Yeouido Park is one of Seoul's best parks with nice walking trails, botanical gardens, basketball courts, bike paths, a few restaurants and thousands of Koreans on the weekend. The Han River Park also runs along the north side of the island with trails and fishing.
The National Assembly is an impressive building on the western edge of the island. Tours are available.
Yoido Full Gospel Church is said to be the world's largest church.
it has a prayer mountain - a secluded place of prayer for those who desire a place to be alone with God. shuttle bus provided from yoido church to prayer mountain(to & fro)
211 Prayer Grottoes are open daily for foreign guests who desire to spend prolonged periods of time in intercessory prayer. & also a small cafeteria offers a Korea meal available.
this is our main purpose of visiting korea.
to hear Rev.David Cho preach, to see this big famous church, to attend 1 of its services.
Like Washington D.C. and many places in Japan, Seoul is known for its beautiful spring cherry blossoms.

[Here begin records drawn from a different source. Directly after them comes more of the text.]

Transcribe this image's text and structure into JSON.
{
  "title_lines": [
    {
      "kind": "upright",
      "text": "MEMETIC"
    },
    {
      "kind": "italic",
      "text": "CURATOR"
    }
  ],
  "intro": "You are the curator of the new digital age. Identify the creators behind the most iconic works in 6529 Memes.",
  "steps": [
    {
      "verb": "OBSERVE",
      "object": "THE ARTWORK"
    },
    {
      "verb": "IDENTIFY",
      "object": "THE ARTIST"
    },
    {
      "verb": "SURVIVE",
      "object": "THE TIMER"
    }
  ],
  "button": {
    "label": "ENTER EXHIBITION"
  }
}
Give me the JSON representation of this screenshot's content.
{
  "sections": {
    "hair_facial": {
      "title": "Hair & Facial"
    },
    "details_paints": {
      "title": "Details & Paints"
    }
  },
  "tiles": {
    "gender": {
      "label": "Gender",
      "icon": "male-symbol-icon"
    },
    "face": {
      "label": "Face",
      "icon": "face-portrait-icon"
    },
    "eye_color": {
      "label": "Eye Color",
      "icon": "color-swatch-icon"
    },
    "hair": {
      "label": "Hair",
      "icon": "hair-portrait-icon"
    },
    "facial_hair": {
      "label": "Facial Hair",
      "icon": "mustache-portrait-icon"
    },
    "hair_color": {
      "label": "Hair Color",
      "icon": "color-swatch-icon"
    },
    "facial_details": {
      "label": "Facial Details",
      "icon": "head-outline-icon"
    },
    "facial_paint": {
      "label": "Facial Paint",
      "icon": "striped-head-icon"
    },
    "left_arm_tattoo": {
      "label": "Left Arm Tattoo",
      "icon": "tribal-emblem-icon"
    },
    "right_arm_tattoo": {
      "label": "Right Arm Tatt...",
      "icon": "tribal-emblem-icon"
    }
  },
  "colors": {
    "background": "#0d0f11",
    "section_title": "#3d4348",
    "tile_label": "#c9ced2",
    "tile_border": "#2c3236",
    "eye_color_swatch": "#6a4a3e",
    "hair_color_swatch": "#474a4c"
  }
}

There are cherry trees all over the city, but the best place to see them according to the locals I asked is on Yeouido, a small high-rise studded island in the Han River that also holds the National Assembly building. The western portion of the island is closed to traffic when the trees are at peak and crowds of people walk the blocked-off streets to admire the blossoms. I was there on April 11 2006 and the trees were at peak. Just like Washington, only half the attraction is the blossoms -- the other joy is watching the people that accumulate for the spectacle, as you'll see when I add a travelogue on the blossoms.
Come every spring, Yungjungno, an otherwise quiet street springs to life with a 5km stretch of Cherry Blossom Trees, irritating street vendors, buskers and lots of locals . It's an event like no other.
This street btw, is on the "Manhattan" of Seoul. So, to go there, you need to take the train with other weekend lovin' Seoulites and get into a human stampede in the process. It's well worth the trouble, Yunjungno is the place to be if you love wide open spaces, beautiful parks and a scenic view of the Han River.
8th of April 06 - 15th April 06
Is the place to go for outdoor sports activities... in the warmer months.. You will be of course joined by thousands of others... The park is located on the north side against the river. There are bike rentals (3000won for a hour) ducks boats, bike trails... people to watch... beer , soju, coffee, pizza, kimbap.. just about everything you can think off. There are some good views of the 63 building.. the biggest building in korea... though it is soo simple in design Koreans love it!
Everything seems to happen in Yeouido. In early April the cherry blossoms come out and we know Spring is here. They also bring out traffic gridlock. Thousands flock to Yeouido (especially near the National Assembly and Hangang and Yeouido Parks) to view the flowers and take pictures with them (millions of pictures!). This makes it hard for us Yeouidoians to get around. Streets are closed down, paths and sidewalks are packed and the subway is like a sardine can.
But it's all worth it. If you like to see Korea at its most Korean you have to see this. Families, couples, salarymen, groups of women all come together to enjoy the air (which seems fresher), sunshine (it doesn't rain in April) and each other (dress is still conservative, but a little less so).
Inline skating, as I found, can be a little tough in these conditions--no one has a clue what that yellow line in the centre of the path means. So, if you want to test your skills this is the place. Kids in prams, on blades and bikes and running (some with kites) are all over the place and old people and groups simply take over many of the paths. It's fun, though, to be in the group. (I think I've been here too long.)
One boat (up to 4 people) cost's 8000won. You get about an hour out there.. but make sure you don't stray from the main area or the guard man will hassle you with his incessant whistle blowing......